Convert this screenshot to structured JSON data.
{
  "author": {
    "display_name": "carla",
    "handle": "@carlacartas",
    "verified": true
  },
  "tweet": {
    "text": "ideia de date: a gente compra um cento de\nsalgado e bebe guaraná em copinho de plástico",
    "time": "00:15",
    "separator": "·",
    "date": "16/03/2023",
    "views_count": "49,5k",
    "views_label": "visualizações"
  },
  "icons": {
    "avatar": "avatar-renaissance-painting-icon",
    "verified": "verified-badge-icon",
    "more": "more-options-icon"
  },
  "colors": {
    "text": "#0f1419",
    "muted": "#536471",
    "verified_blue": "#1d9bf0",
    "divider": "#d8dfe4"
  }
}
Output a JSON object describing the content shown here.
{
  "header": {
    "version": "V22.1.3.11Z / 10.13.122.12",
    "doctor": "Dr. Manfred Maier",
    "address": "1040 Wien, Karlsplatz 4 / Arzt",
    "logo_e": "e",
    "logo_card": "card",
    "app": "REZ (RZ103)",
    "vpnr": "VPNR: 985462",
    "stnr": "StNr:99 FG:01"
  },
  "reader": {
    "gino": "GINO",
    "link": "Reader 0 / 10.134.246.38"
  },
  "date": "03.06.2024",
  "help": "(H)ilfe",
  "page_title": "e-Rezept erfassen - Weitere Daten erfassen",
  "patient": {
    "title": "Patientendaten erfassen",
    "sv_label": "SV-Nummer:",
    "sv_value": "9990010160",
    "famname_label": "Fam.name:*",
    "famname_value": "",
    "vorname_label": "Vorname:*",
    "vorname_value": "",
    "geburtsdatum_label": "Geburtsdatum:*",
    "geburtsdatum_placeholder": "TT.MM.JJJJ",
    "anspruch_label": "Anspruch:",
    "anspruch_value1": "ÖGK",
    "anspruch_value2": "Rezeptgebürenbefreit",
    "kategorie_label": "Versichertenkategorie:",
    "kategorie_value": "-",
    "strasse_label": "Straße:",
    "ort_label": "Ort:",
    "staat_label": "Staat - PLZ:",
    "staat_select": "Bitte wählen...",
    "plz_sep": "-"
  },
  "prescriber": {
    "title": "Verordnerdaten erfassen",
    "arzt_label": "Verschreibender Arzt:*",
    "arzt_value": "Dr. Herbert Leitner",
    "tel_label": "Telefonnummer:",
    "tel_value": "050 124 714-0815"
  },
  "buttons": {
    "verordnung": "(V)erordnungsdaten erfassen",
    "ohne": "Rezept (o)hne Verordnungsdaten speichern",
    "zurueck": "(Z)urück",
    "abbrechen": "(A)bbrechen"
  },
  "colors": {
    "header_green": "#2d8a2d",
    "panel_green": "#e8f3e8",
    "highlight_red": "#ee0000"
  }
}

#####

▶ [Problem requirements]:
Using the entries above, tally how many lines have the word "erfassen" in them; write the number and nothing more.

▶ [Answer box]:
4